The Act departs from the CDPA, however, when it comes to enforcement. And the departure is decidedly bad for businesses that would be subject to the law.
First, like the CDPA, the Act provides for enforcement by the state’s Attorney General. But unlike the CDPA, the Act does not require the Attorney General to give the controller or processor 30 days’ notice of any alleged violation and a chance to cure before an enforcement action is launched. Instead, the Act merely provides that the Attorney General “may” provide those benefits.
Second, the Act gives rise, indirectly, to a private right of action that allows consumers to sue controllers and processors for violations for both the privacy and the security-related requirements of the Act. And here, it’s a private right of action on steroids: the Act makes any violation of its requirements a per se violation of N.C. Gen. Stat. § 75-1.1, North Carolina’s unfair and deceptive trade practices statute. That’s significant because plaintiffs who prove violations of Section 75-1.1 are automatically entitled to treble damages under Section 75-16, and can recover attorney fees upon a showing that the defendant’s conduct was willful under Section 75-16.1.
The potential impact of the Act’s private right of action

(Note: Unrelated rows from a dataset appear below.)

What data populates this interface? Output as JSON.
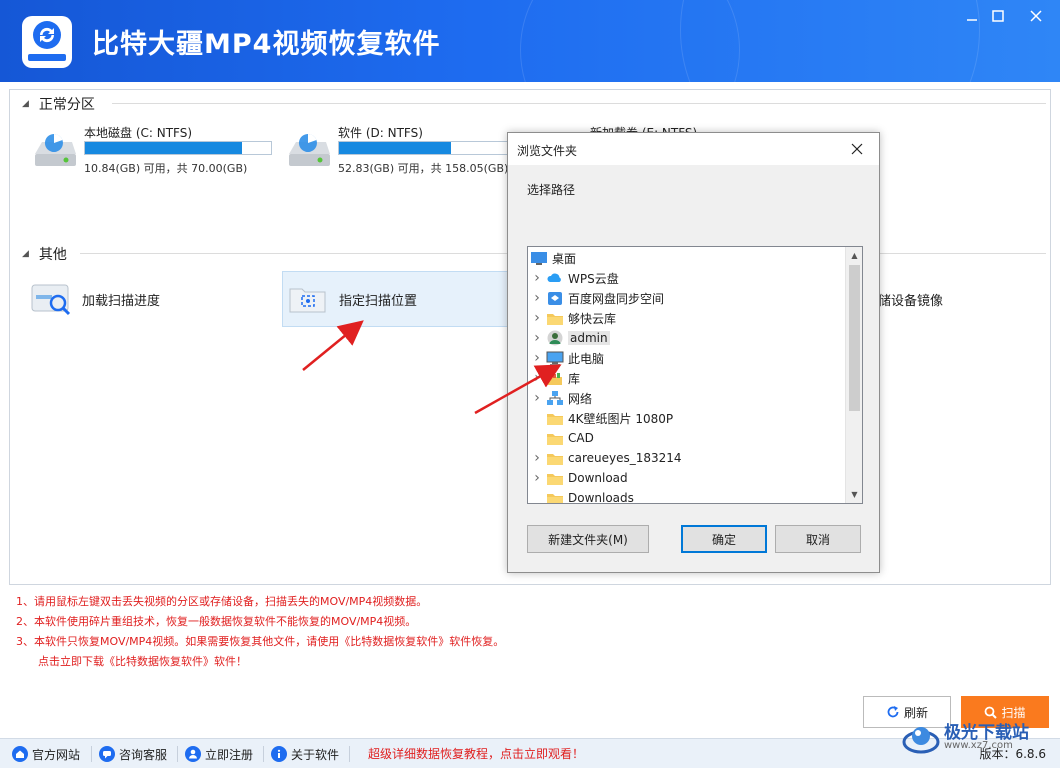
{
  "app": {
    "title": "比特大疆MP4视频恢复软件",
    "brand_color": "#1e6cf0",
    "window_controls": [
      "minimize-icon",
      "maximize-icon",
      "close-icon"
    ]
  },
  "partitions": {
    "header": "正常分区",
    "disks": [
      {
        "name": "本地磁盘 (C: NTFS)",
        "info": "10.84(GB) 可用，共 70.00(GB)",
        "used_fraction": 0.845
      },
      {
        "name": "软件 (D: NTFS)",
        "info": "52.83(GB) 可用，共 158.05(GB)",
        "used_fraction": 0.666
      },
      {
        "name": "新加载卷 (E: NTFS)",
        "info": "",
        "used_fraction": 0
      }
    ]
  },
  "others": {
    "header": "其他",
    "items": [
      {
        "label": "加载扫描进度",
        "icon": "load-progress-icon"
      },
      {
        "label": "指定扫描位置",
        "icon": "folder-scan-icon"
      },
      {
        "label": "储设备镜像",
        "icon": "device-image-icon"
      }
    ]
  },
  "notes": [
    "1、请用鼠标左键双击丢失视频的分区或存储设备，扫描丢失的MOV/MP4视频数据。",
    "2、本软件使用碎片重组技术，恢复一般数据恢复软件不能恢复的MOV/MP4视频。",
    "3、本软件只恢复MOV/MP4视频。如果需要恢复其他文件，请使用《比特数据恢复软件》软件恢复。",
    "点击立即下载《比特数据恢复软件》软件！"
  ],
  "buttons": {
    "refresh": "刷新",
    "scan": "扫描"
  },
  "statusbar": {
    "items": [
      {
        "label": "官方网站",
        "icon": "home-icon"
      },
      {
        "label": "咨询客服",
        "icon": "chat-icon"
      },
      {
        "label": "立即注册",
        "icon": "user-icon"
      },
      {
        "label": "关于软件",
        "icon": "info-icon"
      }
    ],
    "promo": "超级详细数据恢复教程，点击立即观看！",
    "version": "版本：6.8.6"
  },
  "watermark": {
    "text": "极光下载站",
    "sub": "www.xz7.com"
  },
  "dialog": {
    "title": "浏览文件夹",
    "prompt": "选择路径",
    "tree": [
      {
        "label": "桌面",
        "icon": "desktop-icon",
        "expander": false
      },
      {
        "label": "WPS云盘",
        "icon": "cloud-icon",
        "expander": true
      },
      {
        "label": "百度网盘同步空间",
        "icon": "baidu-disk-icon",
        "expander": true
      },
      {
        "label": "够快云库",
        "icon": "folder-icon",
        "expander": true
      },
      {
        "label": "admin",
        "icon": "user-folder-icon",
        "expander": true,
        "highlight": true
      },
      {
        "label": "此电脑",
        "icon": "computer-icon",
        "expander": true
      },
      {
        "label": "库",
        "icon": "library-icon",
        "expander": true
      },
      {
        "label": "网络",
        "icon": "network-icon",
        "expander": true
      },
      {
        "label": "4K壁纸图片 1080P",
        "icon": "folder-icon",
        "expander": false
      },
      {
        "label": "CAD",
        "icon": "folder-icon",
        "expander": false
      },
      {
        "label": "careueyes_183214",
        "icon": "folder-icon",
        "expander": true
      },
      {
        "label": "Download",
        "icon": "folder-icon",
        "expander": true
      },
      {
        "label": "Downloads",
        "icon": "folder-icon",
        "expander": false
      }
    ],
    "buttons": {
      "new_folder": "新建文件夹(M)",
      "ok": "确定",
      "cancel": "取消"
    }
  }
}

Giving consumers a private right of action under Section 75-1.1 for violations of the Act’s privacy-related requirements—those relating to notice and individual rights, and its restrictions on uses and disclosures of personal data—could lead to an uptick in privacy litigation against companies that do business in North Carolina. For comparison, another state privacy law that includes a private right of action (but also statutory damages), Illinois’ Biometric Information Privacy Act, has led to a wave of class action litigation, including a case against Facebook that recently settled for $650 million. Although the Act doesn’t provide for statutory damages, it does allow plaintiffs damaged by a violation of the Act to seek injunctive relief against future actions that would violate the Act, and to recover reasonable attorneys’ fees if successful.

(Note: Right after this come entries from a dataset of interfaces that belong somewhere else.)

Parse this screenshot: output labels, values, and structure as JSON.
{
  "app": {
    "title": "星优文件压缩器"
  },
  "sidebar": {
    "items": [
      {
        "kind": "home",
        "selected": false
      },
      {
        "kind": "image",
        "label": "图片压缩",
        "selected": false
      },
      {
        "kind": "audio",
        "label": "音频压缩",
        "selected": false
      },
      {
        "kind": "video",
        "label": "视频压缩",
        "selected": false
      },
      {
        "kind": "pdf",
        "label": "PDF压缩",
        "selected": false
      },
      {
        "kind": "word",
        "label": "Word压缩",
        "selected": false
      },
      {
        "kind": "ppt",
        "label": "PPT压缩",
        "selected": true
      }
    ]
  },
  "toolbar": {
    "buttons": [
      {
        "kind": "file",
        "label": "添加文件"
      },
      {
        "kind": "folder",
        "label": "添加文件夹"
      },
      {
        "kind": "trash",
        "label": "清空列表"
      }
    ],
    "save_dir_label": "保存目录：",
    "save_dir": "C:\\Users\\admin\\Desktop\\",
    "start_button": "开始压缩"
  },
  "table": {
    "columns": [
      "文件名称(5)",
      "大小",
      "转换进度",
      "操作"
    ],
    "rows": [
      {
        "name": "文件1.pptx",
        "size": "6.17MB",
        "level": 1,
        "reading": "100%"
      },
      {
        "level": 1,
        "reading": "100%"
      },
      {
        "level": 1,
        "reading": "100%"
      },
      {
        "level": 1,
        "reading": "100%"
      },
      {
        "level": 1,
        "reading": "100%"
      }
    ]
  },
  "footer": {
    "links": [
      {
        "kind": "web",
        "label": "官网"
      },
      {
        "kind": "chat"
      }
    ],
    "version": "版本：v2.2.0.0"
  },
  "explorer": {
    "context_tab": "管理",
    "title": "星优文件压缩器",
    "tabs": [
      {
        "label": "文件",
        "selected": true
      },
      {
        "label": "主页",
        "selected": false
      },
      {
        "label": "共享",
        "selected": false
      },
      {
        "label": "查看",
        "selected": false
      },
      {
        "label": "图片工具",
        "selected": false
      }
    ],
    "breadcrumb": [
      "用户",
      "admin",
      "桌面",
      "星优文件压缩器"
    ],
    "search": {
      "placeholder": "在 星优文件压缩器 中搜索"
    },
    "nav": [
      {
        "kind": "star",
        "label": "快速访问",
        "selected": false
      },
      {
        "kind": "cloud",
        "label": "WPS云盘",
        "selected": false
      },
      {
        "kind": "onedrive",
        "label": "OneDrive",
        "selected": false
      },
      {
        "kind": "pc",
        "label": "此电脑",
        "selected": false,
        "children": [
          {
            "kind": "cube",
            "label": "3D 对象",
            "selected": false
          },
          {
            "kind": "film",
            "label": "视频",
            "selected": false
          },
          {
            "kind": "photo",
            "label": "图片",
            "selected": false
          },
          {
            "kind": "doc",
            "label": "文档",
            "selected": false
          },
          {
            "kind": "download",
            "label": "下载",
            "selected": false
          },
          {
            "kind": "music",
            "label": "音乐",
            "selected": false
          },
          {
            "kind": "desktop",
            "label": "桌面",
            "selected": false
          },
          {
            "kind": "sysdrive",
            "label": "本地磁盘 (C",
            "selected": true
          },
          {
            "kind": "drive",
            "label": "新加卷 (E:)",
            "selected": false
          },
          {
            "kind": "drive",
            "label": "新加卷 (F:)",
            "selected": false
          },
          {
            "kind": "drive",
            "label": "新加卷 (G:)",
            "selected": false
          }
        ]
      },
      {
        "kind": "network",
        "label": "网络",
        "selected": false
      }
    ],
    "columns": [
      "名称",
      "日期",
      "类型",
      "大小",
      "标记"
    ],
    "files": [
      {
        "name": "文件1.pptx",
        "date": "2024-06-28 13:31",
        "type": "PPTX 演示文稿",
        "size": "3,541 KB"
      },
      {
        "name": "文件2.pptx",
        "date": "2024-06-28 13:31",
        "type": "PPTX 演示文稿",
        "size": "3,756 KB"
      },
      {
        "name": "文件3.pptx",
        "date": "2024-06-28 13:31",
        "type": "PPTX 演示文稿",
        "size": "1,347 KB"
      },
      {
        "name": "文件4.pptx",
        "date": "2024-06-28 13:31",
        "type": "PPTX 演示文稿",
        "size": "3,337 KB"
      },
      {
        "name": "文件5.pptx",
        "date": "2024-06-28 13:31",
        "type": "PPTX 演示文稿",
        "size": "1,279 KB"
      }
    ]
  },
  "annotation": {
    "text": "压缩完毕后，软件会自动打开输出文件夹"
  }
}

The Act could also have a major impact on the data breach litigation landscape in the state. Under the Act, controllers would have an affirmative obligation to “[e]stablish, implement, and maintain reasonable administrative, technical, and physical data security practices to protect the confidentiality, integrity, and accessibility of personal data” that are “appropriate to the volume and nature of the personal data at issue.” Thus, if a company subject to the Act suffers a data breach involving personal data covered by the Act, that breach could give rise to claims by affected individuals under Section 75-1.1, on the theory that the breach arose from the controller’s failure to comply with the Act’s affirmative data security obligation. And Section 75-1.1’s remedies—automatic treble damages and the chance to recover attorney fees—will give those individuals (not to mention the plaintiffs’ class action bar) strong incentives to pursue those claims.
At this point, the Act’s prospects for passage are unclear, especially given that its sponsors do not currently include any Republicans. After it was introduced, the bill was referred to the Senate’s Rules and Operations of the Senate Committee, where it currently remains. But given the stakes, companies that do business in North Carolina will want to keep a close eye on its progress.
No matter if the Act passes, companies should assume that they’ll need to deal with its requirements—or similar requirements—sooner or later. The CDPA will come online in January 2023, and several other states, including Florida, Connecticut, and Illinois, are actively considering their own comprehensive privacy legislation. And many other state legislatures have introduced their own comprehensive privacy bills. As a result, the days of being able to ignore state consumer privacy requirements, or to narrowly tailor compliance programs based on geographic considerations alone, are likely numbered.
If you’d like to discuss strategies to prepare for this not-too-distant future, please feel free to contact any member of our team.